These odds can change very rapidly as the game progresses because with each action, the likelihood of the wagers paying off changes. That’s why they’re called live bets.

For example, suppose the market for Morant’s points was set at **17.5**. With each point Morant scores, the sportsbook will shorten the odds on the bet.

By the same token, if the game gets to halftime and Jackson is scoreless, the sportsbook may **lengthen the odds**. Many sportsbooks will offer bettors an option to **cash out** their bets as the game goes along.

These bets are available on more than just player props though. In fact, there are live wagering odds for everything from full-game point totals to moneylines to point totals by quarter to the spread.

Just like with any other wager, doing so includes risk.

**Futures odds** are exactly what the name implies. They are based on future events. It can sometimes take months for the wagers to become settled. These bets are usually presented as moneyline wagers on the likelihood the event will happen.

A good example of futures bets right now is action on who will win the** 2020 World Series**. For example, at BetRivers you can place a wager on any and all of MLB’s 30 teams to win it all next season.

The current favorite, the team with the smallest odds, at that sportsbook is the** New York Yankees**. The line on that bet is **+350**.

In order to take advantage of that line, you have to put up your money now. The sportsbook will then hold your wager until **after the event is decided**.

If you win, the bet will pay out at the odds the market sat on when you placed the wager. That’s the risk you take on futures bets.

Such lines can move many times during the lead up to the deciding event. There are many factors that can influence odds of all kinds. As such, an important part of futures betting is weighing the benefits of betting early and getting favorable odds over the chance circumstances change, as will the odds.
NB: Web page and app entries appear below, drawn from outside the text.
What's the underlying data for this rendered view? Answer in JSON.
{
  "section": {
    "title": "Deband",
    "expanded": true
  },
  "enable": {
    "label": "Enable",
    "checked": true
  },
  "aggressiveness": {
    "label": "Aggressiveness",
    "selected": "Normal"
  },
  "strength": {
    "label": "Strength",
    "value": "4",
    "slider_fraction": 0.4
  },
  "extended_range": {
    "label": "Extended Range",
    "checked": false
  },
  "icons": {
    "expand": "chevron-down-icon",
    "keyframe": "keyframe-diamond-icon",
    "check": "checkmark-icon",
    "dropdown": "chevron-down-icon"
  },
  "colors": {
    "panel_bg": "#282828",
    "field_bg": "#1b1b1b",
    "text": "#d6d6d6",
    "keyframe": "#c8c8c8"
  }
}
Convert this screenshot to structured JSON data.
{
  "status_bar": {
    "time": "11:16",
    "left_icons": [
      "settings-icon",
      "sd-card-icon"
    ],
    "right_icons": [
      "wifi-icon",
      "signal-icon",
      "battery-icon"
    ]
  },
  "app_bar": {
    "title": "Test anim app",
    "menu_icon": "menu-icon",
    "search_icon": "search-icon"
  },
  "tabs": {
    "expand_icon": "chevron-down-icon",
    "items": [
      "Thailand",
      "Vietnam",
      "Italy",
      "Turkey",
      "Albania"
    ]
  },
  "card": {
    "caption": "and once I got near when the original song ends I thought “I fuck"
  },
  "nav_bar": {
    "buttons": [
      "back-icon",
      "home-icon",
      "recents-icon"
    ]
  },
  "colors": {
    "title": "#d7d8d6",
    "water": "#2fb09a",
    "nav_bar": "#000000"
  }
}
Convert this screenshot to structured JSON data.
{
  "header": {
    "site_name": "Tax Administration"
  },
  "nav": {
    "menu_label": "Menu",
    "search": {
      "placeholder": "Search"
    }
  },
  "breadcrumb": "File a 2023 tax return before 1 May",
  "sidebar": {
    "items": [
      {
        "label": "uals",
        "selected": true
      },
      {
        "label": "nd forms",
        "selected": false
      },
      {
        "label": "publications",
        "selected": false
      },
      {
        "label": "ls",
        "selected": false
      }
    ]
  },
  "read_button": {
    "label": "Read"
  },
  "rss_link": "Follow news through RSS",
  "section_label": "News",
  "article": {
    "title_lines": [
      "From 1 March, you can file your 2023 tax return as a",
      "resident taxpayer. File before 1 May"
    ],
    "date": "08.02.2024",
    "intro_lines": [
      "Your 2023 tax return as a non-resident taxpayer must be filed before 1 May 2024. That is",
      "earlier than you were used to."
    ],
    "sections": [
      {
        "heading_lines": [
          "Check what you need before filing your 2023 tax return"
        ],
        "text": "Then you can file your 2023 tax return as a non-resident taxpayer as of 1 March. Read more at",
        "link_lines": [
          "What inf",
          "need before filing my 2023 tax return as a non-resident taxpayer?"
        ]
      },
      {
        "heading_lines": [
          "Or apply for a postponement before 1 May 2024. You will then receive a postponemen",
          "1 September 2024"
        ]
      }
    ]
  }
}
In terms of futures odds, sportsbooks will lengthen and shorten those based on coaching changes, free-agent acquisitions/losses, and how a team performs from one game to the next during a season.

For live wagers, there are many possible factors. These include a change in weather, how tightly a game is being called by the officials, how much time in the game a particular player is seeing, and so much more.

Just like in almost everything else,** knowledge is key**. It’s difficult to maximize the value of a wager if you are unfamiliar with the elements affecting it. That’s why betting on sports is a game of skill.

A final thing to understand is that while sportsbooks may be owned by parent companies in other countries, they operate locally. That’s not only because laws vary from state to state but also because the action on the same markets varies as well.

Sportsbooks know their customers well. They are also in the business to make money, so they tweak their products to take advantage of local allegiances and interests.

This determines not only odds but what wagers sportsbooks make available as well. For example, bettors in Tennessee should expect more options for betting on Volunteers football this fall than betting on a **UNLV** game. You may also pay a different price for those wagers than someone in Las Vegas does. With many supporters of local teams like the Vols, the odds may be more favorable for these teams than they are in a more neutral market like **Nevada**.

Because they expect to see more action on those games, the odds will reflect that. The more action a sportsbook takes on a market, the more it stands to lose.

That’s why having multiple operators in Tennessee is so crucial. The pressure of competition acts as a check on sportsbooks skewing odds heavily in their own favor.

Working those odds in your favor largely depends on understanding the market. Now that you know how to read odds and what types of bets are available, you can start making informed decisions on how to maximize the upside of your risk.